CHOICE CUT – Cosmin TRG ‘Stimulat’

Cosmin TRG / Stimulat 

Vinyl / Digital 

50 Weapons / Released August 2011 


It’s a brave new world out there in tough electronic dancefloor fare. Many DJs have moved beyond vinyl, and at the same time production has become less dependent on the warmth and timbre of an arrangement. Things are more clangy, futurism often sounds like we’re all going to wind up living in factories, and the epic is fuelled by a heads down pastiche of rave’s heady days, as oppose to upfront ‘reach out and touch a friend’ love.

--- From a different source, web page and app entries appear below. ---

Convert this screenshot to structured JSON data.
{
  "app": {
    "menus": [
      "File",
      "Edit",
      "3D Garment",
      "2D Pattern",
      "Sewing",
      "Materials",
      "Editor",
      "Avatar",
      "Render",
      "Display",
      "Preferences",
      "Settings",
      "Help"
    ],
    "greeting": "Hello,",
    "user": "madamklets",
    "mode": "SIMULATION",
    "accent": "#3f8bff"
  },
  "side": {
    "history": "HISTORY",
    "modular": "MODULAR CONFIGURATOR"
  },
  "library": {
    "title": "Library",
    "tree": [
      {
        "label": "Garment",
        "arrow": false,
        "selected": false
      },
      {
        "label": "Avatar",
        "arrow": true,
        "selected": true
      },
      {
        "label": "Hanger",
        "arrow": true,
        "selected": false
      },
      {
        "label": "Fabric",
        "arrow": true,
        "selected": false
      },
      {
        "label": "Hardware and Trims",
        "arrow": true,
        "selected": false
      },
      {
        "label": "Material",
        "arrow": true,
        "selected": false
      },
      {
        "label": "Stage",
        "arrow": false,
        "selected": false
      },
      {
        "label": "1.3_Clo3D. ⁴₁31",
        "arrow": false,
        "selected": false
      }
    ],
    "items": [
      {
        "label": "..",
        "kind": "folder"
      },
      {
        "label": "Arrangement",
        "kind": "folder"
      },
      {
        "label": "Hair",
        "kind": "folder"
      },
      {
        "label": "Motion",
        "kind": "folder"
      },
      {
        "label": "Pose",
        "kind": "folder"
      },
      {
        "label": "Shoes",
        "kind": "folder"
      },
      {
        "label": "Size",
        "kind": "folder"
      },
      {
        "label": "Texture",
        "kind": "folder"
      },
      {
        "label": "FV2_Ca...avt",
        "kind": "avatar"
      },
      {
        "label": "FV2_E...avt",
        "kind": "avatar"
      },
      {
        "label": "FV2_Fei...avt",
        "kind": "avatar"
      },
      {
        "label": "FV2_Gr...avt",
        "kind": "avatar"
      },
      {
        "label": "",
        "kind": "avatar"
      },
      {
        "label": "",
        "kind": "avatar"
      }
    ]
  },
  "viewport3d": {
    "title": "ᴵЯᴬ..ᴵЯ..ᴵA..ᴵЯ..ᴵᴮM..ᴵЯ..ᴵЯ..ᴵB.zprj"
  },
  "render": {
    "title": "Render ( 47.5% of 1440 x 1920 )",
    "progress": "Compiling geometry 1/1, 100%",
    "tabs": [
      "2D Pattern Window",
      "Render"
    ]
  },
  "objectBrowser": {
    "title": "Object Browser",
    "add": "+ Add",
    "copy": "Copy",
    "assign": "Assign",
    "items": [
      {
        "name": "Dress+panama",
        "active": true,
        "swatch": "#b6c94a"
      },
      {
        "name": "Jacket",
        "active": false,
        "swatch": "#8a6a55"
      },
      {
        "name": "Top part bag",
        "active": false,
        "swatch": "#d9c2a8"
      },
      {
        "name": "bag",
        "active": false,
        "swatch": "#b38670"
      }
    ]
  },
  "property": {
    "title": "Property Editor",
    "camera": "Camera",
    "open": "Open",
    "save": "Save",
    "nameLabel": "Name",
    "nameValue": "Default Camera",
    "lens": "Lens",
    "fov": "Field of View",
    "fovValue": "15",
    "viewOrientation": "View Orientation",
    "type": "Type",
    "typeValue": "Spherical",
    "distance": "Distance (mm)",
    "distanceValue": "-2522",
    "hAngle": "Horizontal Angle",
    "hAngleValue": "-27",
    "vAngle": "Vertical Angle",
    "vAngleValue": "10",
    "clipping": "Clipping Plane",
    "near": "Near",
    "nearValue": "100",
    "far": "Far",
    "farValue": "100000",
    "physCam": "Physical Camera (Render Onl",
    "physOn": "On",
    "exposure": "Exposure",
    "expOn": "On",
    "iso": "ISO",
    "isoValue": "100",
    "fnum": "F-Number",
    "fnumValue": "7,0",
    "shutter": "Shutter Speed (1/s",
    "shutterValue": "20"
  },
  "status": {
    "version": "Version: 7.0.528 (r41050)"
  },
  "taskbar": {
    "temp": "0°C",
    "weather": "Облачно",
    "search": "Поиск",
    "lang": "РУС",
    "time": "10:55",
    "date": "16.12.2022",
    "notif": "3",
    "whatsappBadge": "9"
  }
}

But in the case of this long-awaited debut from the latest addition to Romania’s burgeoning list of noteworthy producers the tracks, for the most part, manage to fit logically in with this sharper, contemporary take no prisoners ethic, while keeping a vibe that’s more in tune with days gone by. Of course there are no huge vocal breakdowns, or any vocals whatsoever really. But this collection is still informed by yesteryear and today alike, with the opening to Fizic potentially providing the ideal example. One minute we’re in Perc territory (by no means a bad thing, but unquestionably blunt nonetheless), and the next bouncing along to a subdued wasp in a jar 808 line that epitomises timelessness.

Which isn’t to say a second that passes wherein you’d suspect this album to be older than a few months. Less of Me, More of You crunches along with all the hi-hat led rhythm of lo-fi house, while layers of synth spiral into unchartered heights, nodding to future bass heroes, before a poised and perfectly timed deep barritone drops to complement those solid but hollow kicks, exploring BPitch like territories. Any more modern production nuances and it could be read as a cynical, albeit well executed collage of these current defining noises as oppose to a straight talking club workout, but in the end to take it as anything other than honest dance music would be nothing short of pompous over-analysis.

Refreshingly the Bucharest-based new school techno chap has also managed to master the increasingly obligatory, rarely successful ‘downbeat soundscape’, here delivering almost a handful of somewhat experimental numbers that nod to installations and soundtracks as much as anything else. The most memorable might be the key changing, crystallised harmonies of Infinite Helsinki, or the immersive cosmic tune up that is Interstellar Inflight Entertainment, but it’s a hard call to make.

Overall though there’s little doubt that the lasting impression will be one of upbeat but lucid modern feet movers that edge towards darkness, and not just because of opener Amor Y Otros, the pounding drums and reflective melody it boasts. Look elsewhere and Ritmat is an energetic, initially confusingly timed floor filler that quickly belies its challenging intro to turn what should be chin-stroking fodder into a growing and stepping acidic anthem that will bode well amongst fans of XXXY et al, and that’s just naming two. In short, everything here is well worth everyone’s extensive attention.

Cosmin TRG / Juno.